• Spend the extra money to have window sensors. Many people have the sensor only in the door, and that is not a deterrent because the burglar can break the window without the alarm going off.
2. Avoid the appearance you have been gone for a few days.
• Don’t leave the garbage can by the curbside. If you’re going to be out of town, have your neighbors move it.
• Don’t leave the newspapers for more than one day in front of the house. If you are on vacation, stop delivery.
• Move a parked car on a driveway or carport routinely. A dirty car that appears to have been sitting in the same spot for a long time is a good indicator the people are away.
3. Lock all your doors and windows.
• Have strong locks.
• French doors are the easiest to break.
• Always close and lock them, even on the second floor.

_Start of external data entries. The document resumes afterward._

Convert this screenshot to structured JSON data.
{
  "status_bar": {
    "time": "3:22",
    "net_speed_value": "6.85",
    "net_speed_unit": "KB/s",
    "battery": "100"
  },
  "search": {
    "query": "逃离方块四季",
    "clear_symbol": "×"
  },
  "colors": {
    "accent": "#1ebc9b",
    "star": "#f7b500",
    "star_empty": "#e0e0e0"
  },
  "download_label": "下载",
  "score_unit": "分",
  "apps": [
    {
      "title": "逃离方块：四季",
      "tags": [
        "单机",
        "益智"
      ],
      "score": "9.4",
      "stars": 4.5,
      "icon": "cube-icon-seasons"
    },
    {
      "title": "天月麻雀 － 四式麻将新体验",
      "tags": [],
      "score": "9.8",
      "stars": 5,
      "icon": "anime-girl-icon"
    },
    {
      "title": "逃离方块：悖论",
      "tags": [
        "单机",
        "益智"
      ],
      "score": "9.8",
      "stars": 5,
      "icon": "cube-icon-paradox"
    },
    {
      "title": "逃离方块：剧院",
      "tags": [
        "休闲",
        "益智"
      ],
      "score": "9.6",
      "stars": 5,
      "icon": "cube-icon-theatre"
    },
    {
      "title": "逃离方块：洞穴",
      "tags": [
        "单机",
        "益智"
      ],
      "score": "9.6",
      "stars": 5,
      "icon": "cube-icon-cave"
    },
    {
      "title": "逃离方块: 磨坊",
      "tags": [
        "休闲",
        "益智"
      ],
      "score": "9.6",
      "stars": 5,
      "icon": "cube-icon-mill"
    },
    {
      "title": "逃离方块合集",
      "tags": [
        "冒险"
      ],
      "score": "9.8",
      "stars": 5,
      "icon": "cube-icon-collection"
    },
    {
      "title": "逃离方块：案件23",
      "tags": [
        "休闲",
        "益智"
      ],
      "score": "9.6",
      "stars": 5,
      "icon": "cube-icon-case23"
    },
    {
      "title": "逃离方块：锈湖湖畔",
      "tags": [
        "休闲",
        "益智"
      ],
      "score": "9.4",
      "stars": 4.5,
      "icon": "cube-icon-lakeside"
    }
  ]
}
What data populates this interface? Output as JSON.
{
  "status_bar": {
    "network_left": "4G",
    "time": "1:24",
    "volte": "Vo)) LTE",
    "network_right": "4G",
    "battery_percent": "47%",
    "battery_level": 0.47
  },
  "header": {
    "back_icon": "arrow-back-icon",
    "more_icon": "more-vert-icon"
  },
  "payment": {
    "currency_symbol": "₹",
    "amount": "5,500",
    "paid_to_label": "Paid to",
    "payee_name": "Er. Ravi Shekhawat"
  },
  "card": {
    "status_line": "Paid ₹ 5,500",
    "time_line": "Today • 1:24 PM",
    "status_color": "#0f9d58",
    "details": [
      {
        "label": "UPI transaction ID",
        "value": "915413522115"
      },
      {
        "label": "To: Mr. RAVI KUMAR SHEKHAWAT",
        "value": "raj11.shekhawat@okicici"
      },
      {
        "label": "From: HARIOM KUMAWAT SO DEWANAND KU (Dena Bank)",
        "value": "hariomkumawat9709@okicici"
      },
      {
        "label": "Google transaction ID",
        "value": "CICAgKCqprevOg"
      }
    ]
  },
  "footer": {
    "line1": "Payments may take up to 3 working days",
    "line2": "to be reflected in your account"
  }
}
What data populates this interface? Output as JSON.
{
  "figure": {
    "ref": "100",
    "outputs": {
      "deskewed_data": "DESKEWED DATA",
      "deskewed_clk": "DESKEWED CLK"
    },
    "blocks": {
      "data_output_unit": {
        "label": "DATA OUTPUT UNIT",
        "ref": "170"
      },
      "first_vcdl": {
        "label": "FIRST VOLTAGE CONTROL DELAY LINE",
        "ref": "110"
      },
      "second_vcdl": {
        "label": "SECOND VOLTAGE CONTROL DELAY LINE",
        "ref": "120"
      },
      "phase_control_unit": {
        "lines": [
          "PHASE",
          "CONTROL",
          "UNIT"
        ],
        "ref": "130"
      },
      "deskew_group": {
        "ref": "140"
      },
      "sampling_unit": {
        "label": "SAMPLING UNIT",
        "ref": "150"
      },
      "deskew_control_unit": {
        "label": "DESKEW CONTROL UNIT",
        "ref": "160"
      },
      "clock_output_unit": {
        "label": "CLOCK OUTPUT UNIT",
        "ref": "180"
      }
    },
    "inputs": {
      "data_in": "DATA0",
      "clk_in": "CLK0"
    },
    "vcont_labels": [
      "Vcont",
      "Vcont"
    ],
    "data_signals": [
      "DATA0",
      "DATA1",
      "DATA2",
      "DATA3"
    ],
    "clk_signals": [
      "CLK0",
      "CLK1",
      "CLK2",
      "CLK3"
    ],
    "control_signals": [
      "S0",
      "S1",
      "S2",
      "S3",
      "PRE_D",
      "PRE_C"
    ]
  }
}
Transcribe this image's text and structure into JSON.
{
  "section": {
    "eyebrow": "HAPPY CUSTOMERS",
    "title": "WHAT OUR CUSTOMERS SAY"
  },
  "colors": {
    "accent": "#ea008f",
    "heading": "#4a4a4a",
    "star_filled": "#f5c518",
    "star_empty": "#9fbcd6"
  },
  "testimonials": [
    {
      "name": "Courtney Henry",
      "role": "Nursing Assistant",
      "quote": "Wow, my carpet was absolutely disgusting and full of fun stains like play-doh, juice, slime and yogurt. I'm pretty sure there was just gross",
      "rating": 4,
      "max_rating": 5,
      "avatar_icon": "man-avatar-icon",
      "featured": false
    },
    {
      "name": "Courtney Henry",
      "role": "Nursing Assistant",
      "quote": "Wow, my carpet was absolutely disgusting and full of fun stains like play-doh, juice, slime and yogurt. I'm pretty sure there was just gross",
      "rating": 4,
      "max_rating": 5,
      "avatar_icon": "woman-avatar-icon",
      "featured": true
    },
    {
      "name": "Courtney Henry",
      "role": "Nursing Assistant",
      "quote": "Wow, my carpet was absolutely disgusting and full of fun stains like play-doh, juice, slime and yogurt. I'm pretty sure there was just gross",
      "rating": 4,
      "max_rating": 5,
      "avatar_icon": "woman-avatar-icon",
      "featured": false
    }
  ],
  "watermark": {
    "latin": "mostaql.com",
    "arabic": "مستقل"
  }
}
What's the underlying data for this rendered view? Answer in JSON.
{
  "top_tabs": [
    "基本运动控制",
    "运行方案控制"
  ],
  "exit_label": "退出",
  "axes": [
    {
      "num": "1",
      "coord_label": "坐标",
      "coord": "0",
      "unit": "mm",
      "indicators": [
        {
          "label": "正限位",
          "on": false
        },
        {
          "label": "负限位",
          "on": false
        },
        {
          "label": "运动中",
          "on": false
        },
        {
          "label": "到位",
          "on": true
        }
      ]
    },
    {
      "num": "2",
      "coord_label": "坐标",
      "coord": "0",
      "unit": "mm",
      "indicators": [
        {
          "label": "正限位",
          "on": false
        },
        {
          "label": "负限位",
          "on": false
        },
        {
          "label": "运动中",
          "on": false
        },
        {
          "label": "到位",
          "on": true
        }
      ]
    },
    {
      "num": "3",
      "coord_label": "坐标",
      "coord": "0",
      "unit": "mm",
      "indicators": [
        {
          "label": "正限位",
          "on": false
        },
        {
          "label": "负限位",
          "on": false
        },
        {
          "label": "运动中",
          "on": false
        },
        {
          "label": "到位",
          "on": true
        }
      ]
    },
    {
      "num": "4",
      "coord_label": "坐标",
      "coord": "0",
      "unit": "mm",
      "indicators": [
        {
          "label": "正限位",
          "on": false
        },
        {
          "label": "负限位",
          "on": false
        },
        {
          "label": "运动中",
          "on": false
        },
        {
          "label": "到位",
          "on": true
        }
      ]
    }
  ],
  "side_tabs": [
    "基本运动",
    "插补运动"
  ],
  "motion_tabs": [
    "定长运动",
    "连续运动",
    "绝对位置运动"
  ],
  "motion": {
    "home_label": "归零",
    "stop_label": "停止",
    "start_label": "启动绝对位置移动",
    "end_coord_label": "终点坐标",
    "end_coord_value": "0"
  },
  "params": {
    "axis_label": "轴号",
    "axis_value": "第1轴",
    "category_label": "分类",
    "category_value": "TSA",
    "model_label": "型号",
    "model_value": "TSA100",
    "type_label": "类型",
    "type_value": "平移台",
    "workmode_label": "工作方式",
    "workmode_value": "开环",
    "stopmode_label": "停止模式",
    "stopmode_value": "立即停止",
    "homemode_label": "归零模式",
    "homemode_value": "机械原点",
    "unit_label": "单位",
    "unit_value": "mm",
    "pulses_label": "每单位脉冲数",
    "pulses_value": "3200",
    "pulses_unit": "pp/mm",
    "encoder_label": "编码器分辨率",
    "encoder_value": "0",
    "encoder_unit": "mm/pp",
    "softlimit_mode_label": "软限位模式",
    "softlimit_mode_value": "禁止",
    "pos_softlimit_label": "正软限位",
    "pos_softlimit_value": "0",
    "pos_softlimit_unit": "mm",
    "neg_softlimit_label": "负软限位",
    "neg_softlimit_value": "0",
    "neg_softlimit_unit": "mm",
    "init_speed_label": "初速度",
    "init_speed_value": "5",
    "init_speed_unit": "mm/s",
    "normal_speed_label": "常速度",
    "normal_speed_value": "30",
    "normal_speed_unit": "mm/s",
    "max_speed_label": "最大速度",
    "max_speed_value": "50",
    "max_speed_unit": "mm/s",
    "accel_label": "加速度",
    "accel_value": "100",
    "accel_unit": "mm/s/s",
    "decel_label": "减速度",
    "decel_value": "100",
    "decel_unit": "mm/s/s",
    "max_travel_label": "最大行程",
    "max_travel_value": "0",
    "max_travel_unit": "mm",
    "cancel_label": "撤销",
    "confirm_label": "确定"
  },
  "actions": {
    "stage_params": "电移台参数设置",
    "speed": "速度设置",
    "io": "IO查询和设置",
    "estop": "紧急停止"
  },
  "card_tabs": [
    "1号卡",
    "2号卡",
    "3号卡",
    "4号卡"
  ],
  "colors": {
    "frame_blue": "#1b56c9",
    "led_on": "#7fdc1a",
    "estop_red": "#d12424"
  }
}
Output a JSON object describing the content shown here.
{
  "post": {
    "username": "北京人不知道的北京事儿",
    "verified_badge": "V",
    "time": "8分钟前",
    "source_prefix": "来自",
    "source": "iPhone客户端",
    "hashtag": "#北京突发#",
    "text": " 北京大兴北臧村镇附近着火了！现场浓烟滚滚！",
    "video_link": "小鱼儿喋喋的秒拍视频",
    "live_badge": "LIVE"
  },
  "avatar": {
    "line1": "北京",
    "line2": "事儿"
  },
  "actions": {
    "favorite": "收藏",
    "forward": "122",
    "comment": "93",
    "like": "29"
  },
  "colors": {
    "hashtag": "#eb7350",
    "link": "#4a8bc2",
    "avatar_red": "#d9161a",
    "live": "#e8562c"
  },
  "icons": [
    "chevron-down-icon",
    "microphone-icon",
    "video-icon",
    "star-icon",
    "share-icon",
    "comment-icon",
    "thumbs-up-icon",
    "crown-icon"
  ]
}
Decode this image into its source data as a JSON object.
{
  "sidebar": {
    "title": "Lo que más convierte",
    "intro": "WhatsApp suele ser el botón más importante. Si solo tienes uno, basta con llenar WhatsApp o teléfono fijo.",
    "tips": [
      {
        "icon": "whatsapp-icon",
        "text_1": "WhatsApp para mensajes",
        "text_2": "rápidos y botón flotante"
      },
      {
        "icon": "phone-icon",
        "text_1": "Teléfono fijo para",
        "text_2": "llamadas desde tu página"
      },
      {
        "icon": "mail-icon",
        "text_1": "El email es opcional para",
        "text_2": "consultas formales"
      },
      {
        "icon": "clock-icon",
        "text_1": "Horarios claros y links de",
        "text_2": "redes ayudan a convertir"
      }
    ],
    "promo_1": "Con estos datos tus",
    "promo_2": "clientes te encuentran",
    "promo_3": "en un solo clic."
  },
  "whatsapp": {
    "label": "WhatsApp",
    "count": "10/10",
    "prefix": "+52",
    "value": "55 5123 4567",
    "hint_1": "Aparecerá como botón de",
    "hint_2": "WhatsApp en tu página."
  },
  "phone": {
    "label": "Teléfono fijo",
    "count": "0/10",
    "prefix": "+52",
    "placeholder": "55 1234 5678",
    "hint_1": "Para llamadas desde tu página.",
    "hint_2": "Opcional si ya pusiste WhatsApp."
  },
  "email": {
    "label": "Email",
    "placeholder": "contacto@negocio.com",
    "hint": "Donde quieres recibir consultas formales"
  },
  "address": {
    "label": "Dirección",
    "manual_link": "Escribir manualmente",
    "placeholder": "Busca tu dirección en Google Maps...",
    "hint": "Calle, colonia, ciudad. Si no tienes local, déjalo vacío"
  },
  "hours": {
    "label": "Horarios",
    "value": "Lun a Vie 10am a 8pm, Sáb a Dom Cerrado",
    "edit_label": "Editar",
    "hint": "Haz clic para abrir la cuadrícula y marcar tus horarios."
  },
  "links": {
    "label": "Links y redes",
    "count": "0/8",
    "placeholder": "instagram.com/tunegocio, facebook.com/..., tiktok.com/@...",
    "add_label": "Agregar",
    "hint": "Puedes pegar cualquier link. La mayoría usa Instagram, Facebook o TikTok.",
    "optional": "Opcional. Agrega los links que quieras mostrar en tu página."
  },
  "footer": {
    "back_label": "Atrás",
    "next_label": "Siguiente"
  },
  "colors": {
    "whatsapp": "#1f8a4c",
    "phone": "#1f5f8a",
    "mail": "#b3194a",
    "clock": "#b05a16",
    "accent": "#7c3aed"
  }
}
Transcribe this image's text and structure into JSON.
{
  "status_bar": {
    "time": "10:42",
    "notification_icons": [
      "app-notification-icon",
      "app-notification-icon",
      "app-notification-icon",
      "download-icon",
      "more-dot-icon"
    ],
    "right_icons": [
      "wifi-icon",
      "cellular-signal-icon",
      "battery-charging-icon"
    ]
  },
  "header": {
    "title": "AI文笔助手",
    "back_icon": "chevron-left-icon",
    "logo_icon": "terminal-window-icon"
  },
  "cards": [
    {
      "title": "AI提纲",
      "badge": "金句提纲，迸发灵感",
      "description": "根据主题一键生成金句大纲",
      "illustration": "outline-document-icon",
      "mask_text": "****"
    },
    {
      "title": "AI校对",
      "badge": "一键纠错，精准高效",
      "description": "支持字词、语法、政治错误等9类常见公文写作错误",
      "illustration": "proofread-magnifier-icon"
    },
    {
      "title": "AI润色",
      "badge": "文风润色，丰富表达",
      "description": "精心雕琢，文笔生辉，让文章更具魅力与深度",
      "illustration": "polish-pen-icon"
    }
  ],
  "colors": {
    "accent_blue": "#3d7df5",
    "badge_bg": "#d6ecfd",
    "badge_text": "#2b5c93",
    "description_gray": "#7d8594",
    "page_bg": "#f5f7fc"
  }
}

• Close the blinds or curtains. Make sure people cannot see inside the house.
• If you don’t want to close your blinds, make sure valuable items are out of view. Don’t have the big plasma TV visible from the outside.
5. Install a camera in front of the house.
• Even if a burglar breaks in through the back, he usually walks out the front.
6. Store valuables in unusual places.
• Keep valuables, such as jewelry, in places other than the master bedroom. The bathroom or laundry room are good places to hide these items. Burglars tend to start in the master bedroom and walk their way back into the living room, then the front door or driveway.
• If there is a room burglars will ransack, it will be the master bedroom; that is where most women keep their jewelry.
7. Avoid blocking your house from the public or neighbors, if possible.
• If you have trees or big bushes, make sure there are gaps between them.
• Don’t build a “wall” of greens.
8. If you have a safe, make sure it is not easily movable.
• A heavy safe or one that is built into the wall is best. Most burglars won’t take the time to try to break into it because there are no guarantees there are goods inside.
9. Avoid doggy doors.
• They are the easiest way for a burglar to get inside.
10. Don’t leave ladders in your backyard.
Note: If you live in a house hidden from the main streets, you are more likely to get burglarized. Although many people love their privacy, a house that is not visible is the best target.